Greco-Roman

Roman funeral shroud of a woman

Roman funeral shroud of a woman

In this beautiful Roman funeral shroud, the woman’s rosy face and large eyes are striking. A long bone or ivory pin holds coils of her hair in place on top of her head, and she holds a small wreath in one hand. Over her abdomen Isis and Nephthys mourn, and over her lower body are...

Coffin for young girl from Akhmim. British Museum. EA29587

Coffin for young girl from Akhmim

Wooden lid and base of a coffin for a young girl from Akhmim, Sohag, Egypt, c. 50 B.C.- 50 A.D. This coffin dates from the period of Greco-Roman rule and can be seen by the garment the young girl is seen depicted wearing. However, despite this she maintains her Egyptian religious belief, by being mummified...

Bronze statuette of Harpocrates

Silver Statuette of Harpocrates

Silver statuette of Harpocrates, with gold chain and ring. The god is shown as a chubby Graeco-Roman Cupid with wings and a heavy garland of fruit and leaves crowning his curly head. The left hand is empty, but the right is raised to the chin. A gold chain with a god ring attached to it...

Mummy of Cleopatra. British Museum. EA6707

Mummy of Cleopatra

This is the mummy of a 17-year-old young woman called Cleopatra, who lived during the Roman Period of Ancient Egypt, c. 100-120. She is cited as the daughter of Candace, a member of the Cornelius Pollius family, the Archon of Thebes, under the rule of Emperor Trajan. The inscriptions state that Cleopatra died at age...

Petamun and Penhorpabik, coffin and coffin lid for the two brothers

Petamun and Penhorpabik, coffin lid for the two brothers

Petamun and Penhorpabik, who lived and died around, c. 175-200 A.D., were young boys who shared the same father, a man named Amenope, but different mothers who are currently unknown.
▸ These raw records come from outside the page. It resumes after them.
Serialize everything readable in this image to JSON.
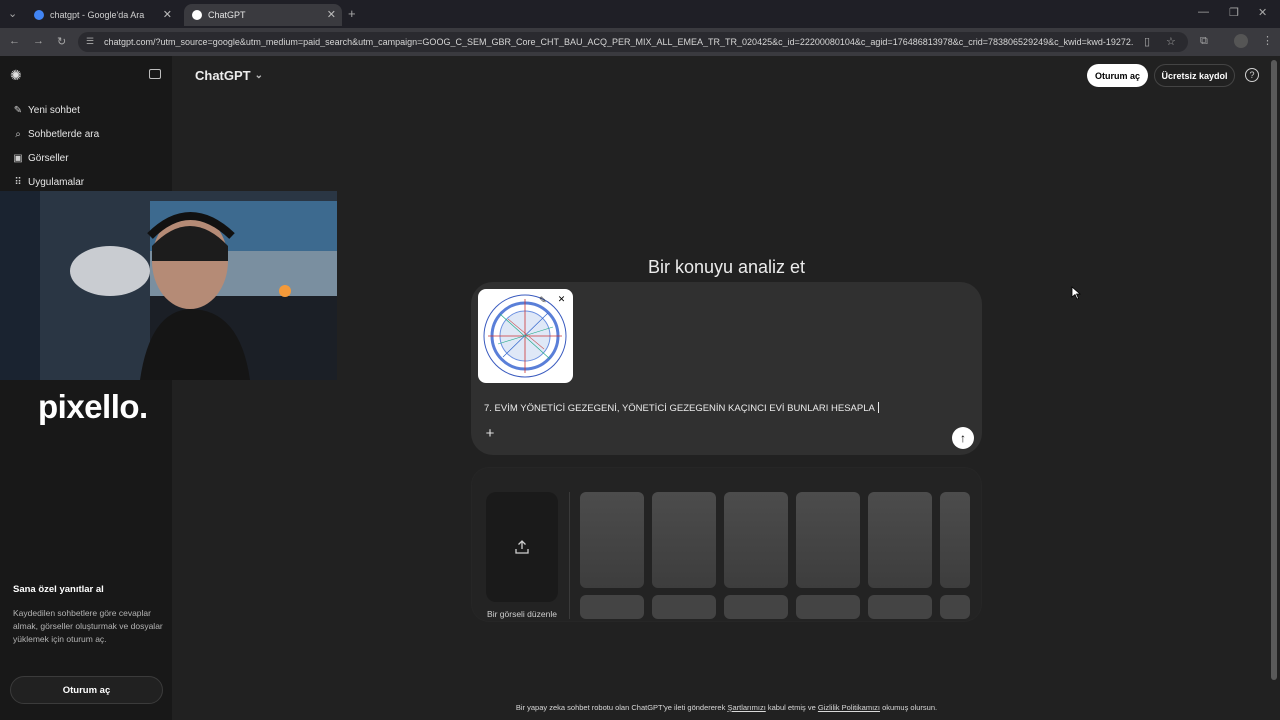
{
  "browser": {
    "tabs": [
      {
        "title": "chatgpt - Google'da Ara",
        "favicon_color": "#4285f4"
      },
      {
        "title": "ChatGPT",
        "favicon_color": "#ffffff"
      }
    ],
    "url": "chatgpt.com/?utm_source=google&utm_medium=paid_search&utm_campaign=GOOG_C_SEM_GBR_Core_CHT_BAU_ACQ_PER_MIX_ALL_EMEA_TR_TR_020425&c_id=22200080104&c_agid=176486813978&c_crid=783806529249&c_kwid=kwd-19272..."
  },
  "sidebar": {
    "items": [
      {
        "label": "Yeni sohbet",
        "icon": "edit-icon"
      },
      {
        "label": "Sohbetlerde ara",
        "icon": "search-icon"
      },
      {
        "label": "Görseller",
        "icon": "image-icon"
      },
      {
        "label": "Uygulamalar",
        "icon": "apps-icon"
      }
    ],
    "watermark": "pixello.",
    "promo_title": "Sana özel yanıtlar al",
    "promo_text": "Kaydedilen sohbetlere göre cevaplar almak, görseller oluşturmak ve dosyalar yüklemek için oturum aç.",
    "login_label": "Oturum aç"
  },
  "header": {
    "model": "ChatGPT",
    "login_label": "Oturum aç",
    "signup_label": "Ücretsiz kaydol",
    "help_symbol": "?"
  },
  "main": {
    "headline": "Bir konuyu analiz et",
    "prompt_text": "7. EVİM YÖNETİCİ GEZEGENİ, YÖNETİCİ GEZEGENİN KAÇINCI EVİ BUNLARI HESAPLA",
    "gallery_upload_label": "Bir görseli düzenle"
  },
  "footer": {
    "prefix": "Bir yapay zeka sohbet robotu olan ChatGPT'ye ileti göndererek ",
    "terms": "Şartlarımızı",
    "middle": " kabul etmiş ve ",
    "privacy": "Gizlilik Politikamızı",
    "suffix": " okumuş olursun."
  },
  "colors": {
    "background": "#212121",
    "sidebar": "#181818",
    "composer": "#303030",
    "accent_white": "#ffffff"
  }
}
We know they were half brothers’ due to a papyrus scroll accompanying the pair at their burial, which may have been dedicated to the boys...

Statue of Harpocrates. Graeco-Roman, Roman Period, 2nd century AD. From Sidi Bishr, Alexandria. Bibliotheca Alexandrina Antiquities Museum, Alexandria.

Statue of Harpocrates

Marble statue of Harpocrates, who was adapted by the Greeks from the Egyptian child god Horus, represented the newborn sun, rising each day at dawn. Harpocrates meaning “Horus the Child”, was the god of silence, secrets and confidentiality in the Hellenistic religion developed in Ptolemaic Alexandria. In Egyptian mythology, Horus was the child of Isis...

Funeral shroud depicts Anubis and Osiris with the deceased. Pushkin State Museum of Fine Arts, Moscow.

Funeral Shroud of Anubis and Osiris

Funeral shroud depicts Anubis and Osiris with the deceased, from 2nd Century CE Roman Egypt. Greco-Roman mummy cases and shrouds were often painted with images reflecting pharaonic religious beliefs about the hereafter but adapted to suit the prevailing Greco-Roman style.  Egyptian divinities of the afterlife feature prominently, and include some or all of the following:...